## TASK GOAL
Each line of the entries below that holds "Projects" is needed, copied in full.

══ EXTRACTED RECORDS

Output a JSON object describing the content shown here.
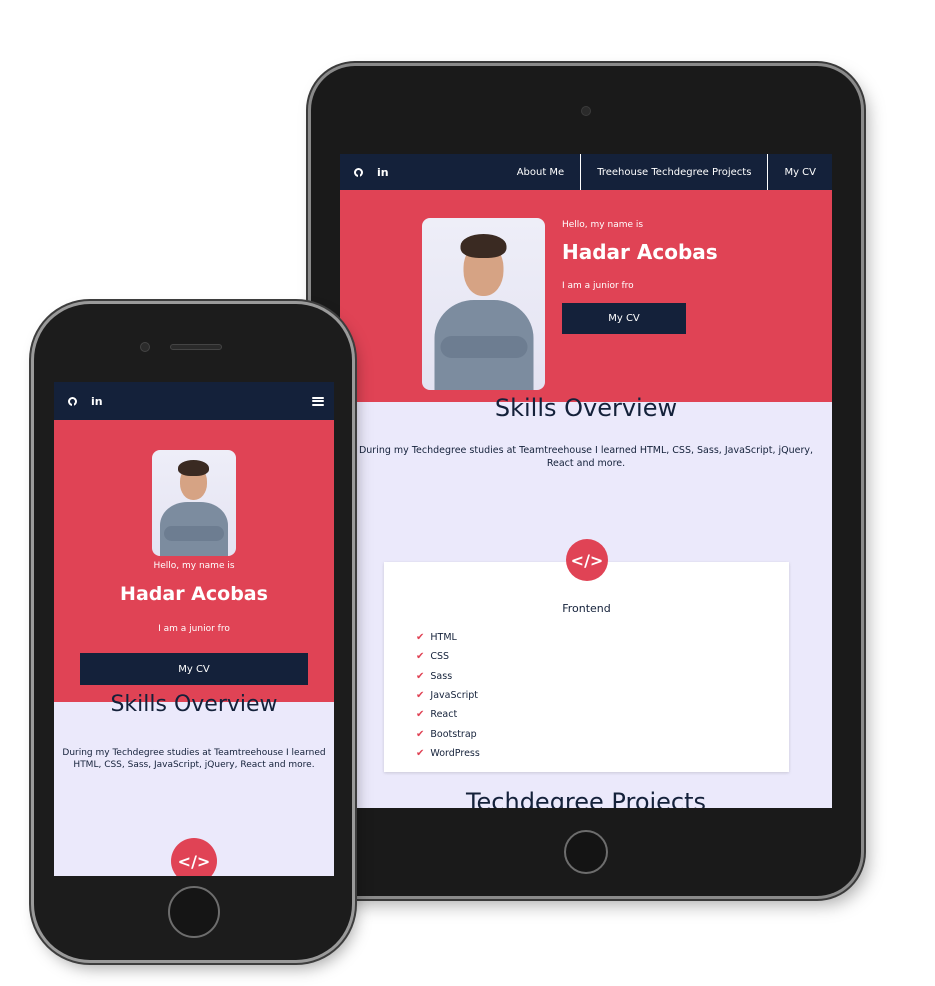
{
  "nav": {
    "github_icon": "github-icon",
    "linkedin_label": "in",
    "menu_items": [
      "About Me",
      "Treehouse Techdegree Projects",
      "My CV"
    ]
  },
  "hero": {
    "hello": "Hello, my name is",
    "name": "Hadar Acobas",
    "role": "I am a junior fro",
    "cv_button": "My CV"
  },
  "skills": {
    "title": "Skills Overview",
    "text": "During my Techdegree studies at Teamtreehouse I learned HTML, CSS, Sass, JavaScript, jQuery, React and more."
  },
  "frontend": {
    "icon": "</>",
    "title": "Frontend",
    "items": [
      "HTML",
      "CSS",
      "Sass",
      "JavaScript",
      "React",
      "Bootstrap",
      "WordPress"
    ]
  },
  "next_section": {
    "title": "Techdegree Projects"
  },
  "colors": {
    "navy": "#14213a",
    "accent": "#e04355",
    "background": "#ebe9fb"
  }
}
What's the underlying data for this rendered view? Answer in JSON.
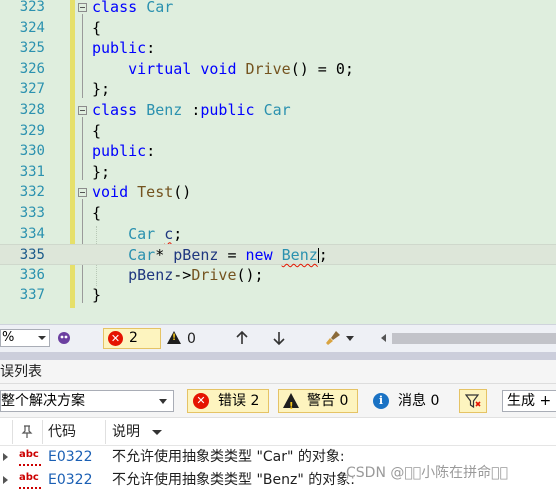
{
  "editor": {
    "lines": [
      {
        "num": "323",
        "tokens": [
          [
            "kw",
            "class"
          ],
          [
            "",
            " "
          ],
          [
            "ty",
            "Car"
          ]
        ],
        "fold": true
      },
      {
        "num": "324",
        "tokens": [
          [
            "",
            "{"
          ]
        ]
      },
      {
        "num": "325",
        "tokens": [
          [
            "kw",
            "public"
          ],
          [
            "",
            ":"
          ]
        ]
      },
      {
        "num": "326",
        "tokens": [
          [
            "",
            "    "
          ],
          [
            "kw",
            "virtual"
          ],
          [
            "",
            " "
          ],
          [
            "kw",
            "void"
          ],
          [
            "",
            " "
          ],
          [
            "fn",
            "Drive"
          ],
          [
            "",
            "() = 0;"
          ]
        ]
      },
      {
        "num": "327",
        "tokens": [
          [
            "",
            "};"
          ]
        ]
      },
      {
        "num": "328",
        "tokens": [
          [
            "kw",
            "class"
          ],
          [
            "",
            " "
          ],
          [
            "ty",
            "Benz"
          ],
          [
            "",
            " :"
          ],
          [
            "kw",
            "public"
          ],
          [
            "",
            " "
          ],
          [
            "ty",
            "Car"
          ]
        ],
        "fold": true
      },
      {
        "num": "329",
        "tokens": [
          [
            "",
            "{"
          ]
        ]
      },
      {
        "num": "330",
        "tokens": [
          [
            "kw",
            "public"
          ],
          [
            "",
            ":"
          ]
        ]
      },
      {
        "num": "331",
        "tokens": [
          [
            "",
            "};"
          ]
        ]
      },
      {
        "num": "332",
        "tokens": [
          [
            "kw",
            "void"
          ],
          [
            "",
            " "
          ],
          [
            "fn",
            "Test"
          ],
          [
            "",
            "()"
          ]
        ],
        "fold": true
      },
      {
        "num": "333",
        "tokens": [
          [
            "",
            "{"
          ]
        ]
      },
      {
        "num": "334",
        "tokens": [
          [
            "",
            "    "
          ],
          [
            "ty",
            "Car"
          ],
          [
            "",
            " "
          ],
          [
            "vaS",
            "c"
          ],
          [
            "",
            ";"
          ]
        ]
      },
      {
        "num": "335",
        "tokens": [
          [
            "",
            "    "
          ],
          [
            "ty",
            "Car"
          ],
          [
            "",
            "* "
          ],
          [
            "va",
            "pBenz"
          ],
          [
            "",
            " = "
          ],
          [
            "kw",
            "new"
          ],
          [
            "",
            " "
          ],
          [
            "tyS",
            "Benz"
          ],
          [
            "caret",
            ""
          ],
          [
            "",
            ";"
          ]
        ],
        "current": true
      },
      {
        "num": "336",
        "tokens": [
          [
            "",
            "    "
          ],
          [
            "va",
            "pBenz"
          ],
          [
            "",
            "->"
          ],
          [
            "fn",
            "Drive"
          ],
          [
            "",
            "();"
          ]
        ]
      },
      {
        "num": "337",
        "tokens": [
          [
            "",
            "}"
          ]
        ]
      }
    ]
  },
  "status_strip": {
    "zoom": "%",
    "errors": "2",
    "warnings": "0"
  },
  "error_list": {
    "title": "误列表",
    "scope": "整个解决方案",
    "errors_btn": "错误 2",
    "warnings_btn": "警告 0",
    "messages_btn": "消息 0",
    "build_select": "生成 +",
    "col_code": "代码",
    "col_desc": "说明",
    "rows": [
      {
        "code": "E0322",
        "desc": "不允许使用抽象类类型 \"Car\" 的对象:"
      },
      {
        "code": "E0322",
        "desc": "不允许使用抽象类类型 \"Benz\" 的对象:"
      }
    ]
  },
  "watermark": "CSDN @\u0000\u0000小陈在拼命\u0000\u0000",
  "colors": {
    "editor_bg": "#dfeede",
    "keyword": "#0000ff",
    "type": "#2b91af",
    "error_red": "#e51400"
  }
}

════
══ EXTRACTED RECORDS

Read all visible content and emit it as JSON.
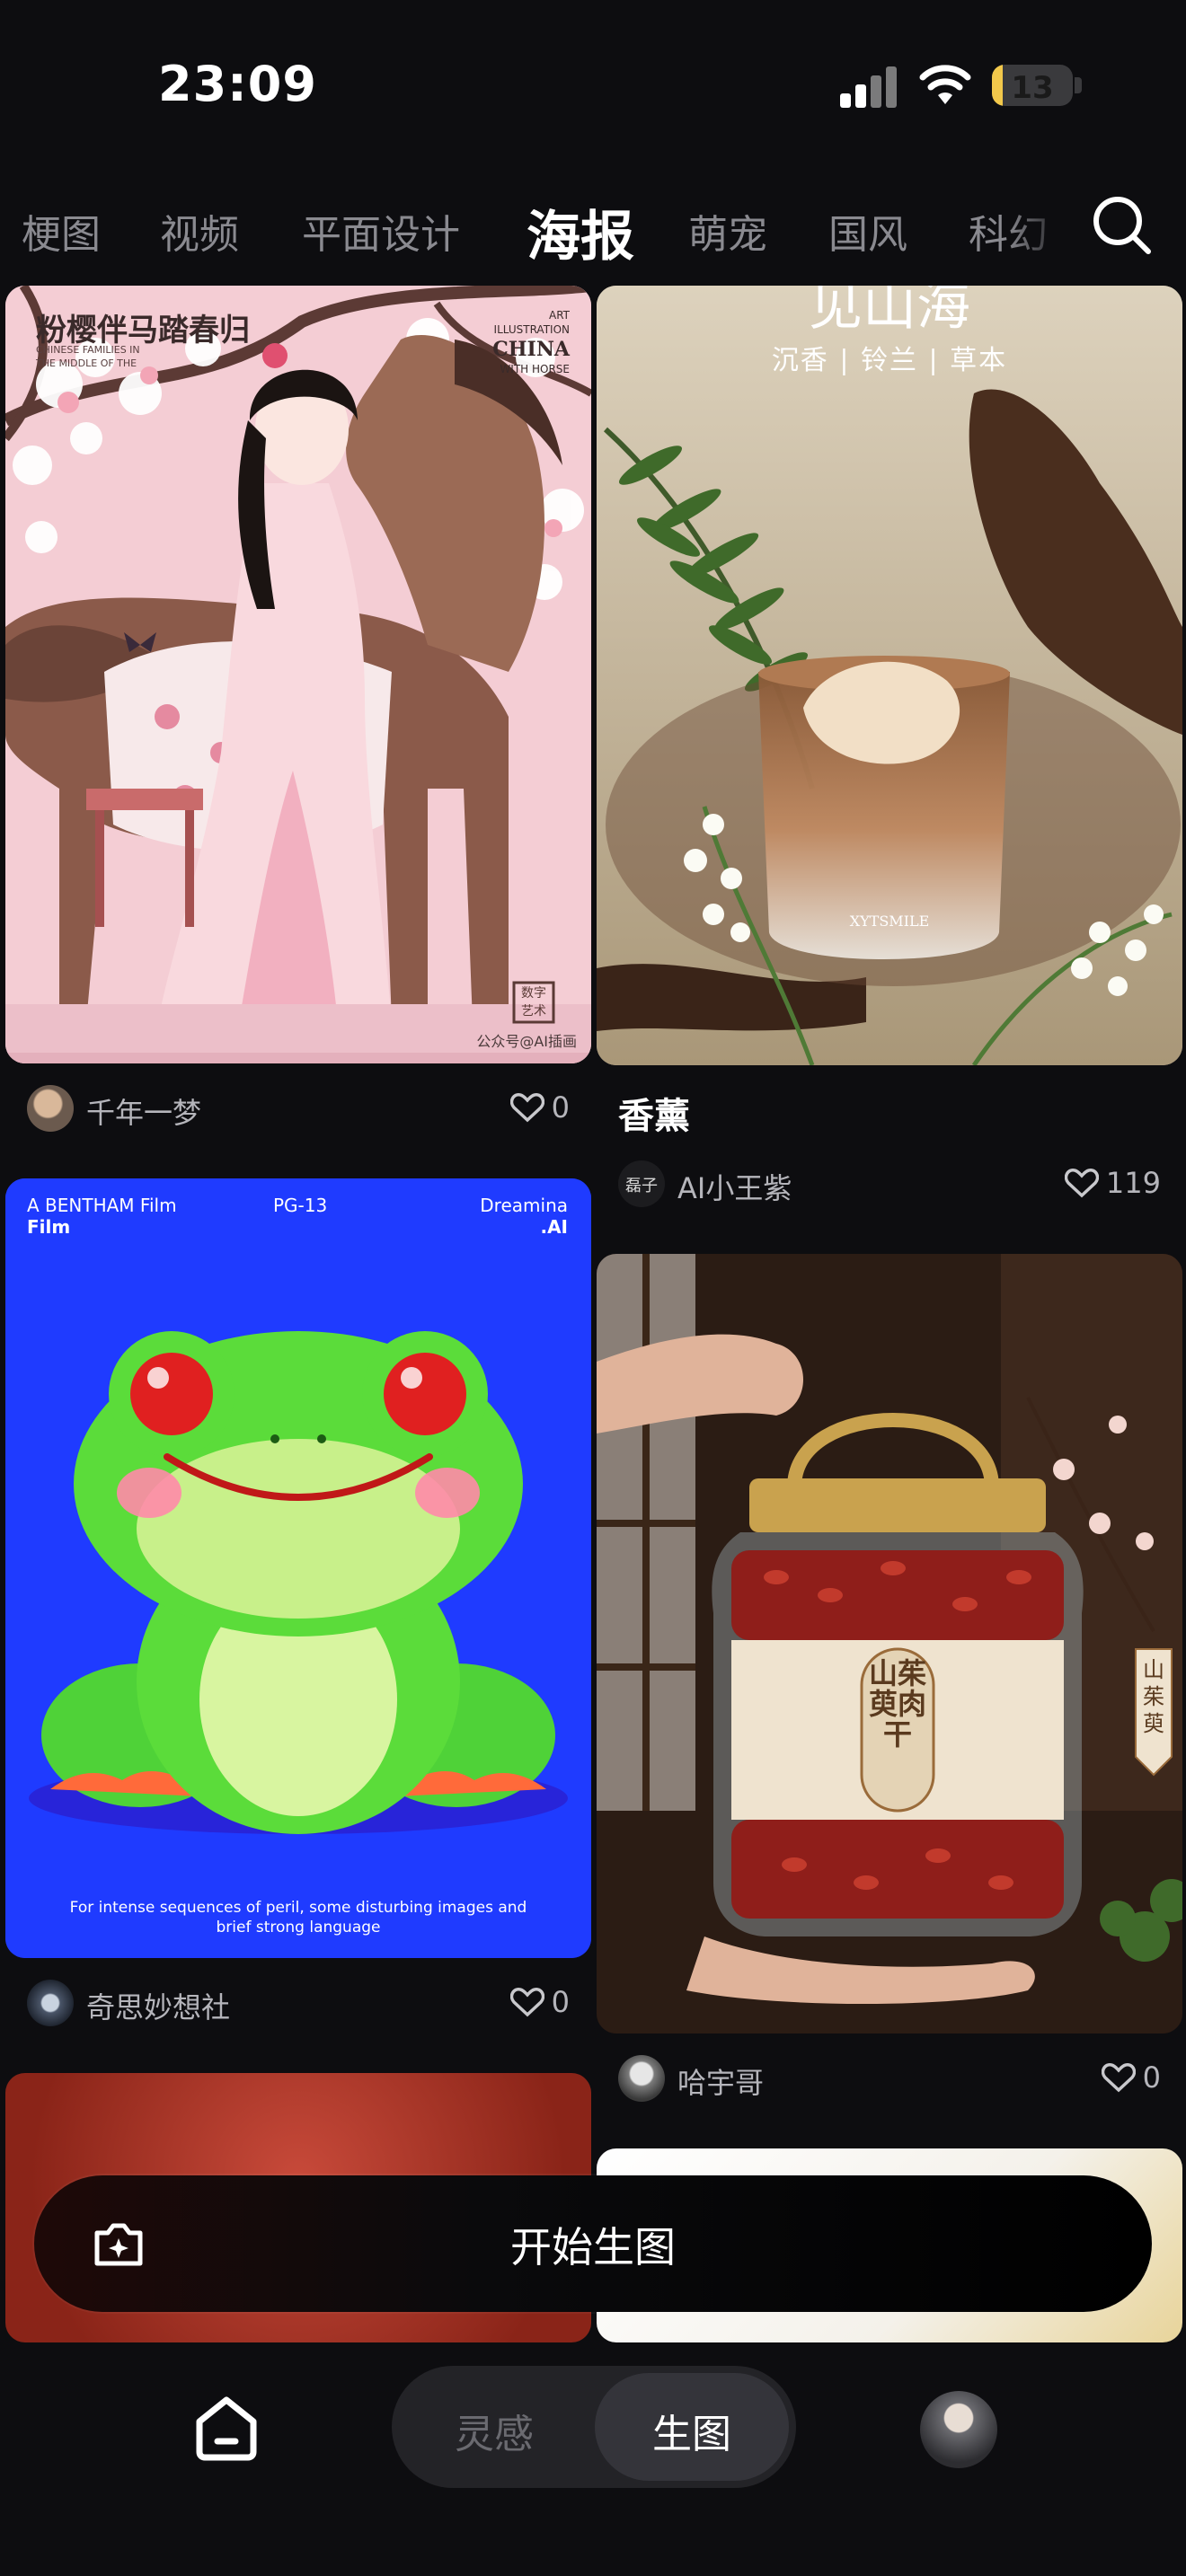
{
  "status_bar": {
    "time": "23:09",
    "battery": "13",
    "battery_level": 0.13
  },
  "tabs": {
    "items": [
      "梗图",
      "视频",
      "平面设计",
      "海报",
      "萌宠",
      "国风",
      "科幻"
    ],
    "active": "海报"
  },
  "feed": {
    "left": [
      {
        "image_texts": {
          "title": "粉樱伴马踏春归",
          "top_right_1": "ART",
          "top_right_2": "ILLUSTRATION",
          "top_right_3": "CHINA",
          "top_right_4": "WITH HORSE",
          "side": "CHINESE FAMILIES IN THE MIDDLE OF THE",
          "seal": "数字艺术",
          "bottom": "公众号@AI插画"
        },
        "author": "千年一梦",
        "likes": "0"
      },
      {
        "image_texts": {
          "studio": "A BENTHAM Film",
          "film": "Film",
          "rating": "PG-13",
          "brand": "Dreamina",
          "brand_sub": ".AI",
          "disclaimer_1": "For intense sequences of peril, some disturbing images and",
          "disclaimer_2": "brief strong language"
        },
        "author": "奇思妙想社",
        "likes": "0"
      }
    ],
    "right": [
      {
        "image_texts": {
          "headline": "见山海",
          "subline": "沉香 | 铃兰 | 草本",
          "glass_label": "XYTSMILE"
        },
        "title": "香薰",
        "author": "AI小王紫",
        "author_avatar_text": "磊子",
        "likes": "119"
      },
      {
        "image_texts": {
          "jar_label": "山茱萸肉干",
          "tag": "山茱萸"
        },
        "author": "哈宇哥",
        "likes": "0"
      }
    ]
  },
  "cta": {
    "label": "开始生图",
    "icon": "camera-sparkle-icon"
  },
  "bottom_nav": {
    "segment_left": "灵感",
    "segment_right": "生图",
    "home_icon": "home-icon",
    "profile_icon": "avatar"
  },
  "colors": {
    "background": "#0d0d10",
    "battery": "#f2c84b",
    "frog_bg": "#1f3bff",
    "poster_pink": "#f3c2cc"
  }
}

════

## RESPONSE TO THE TASK
      "Treehouse Techdegree Projects",
    "title": "Techdegree Projects"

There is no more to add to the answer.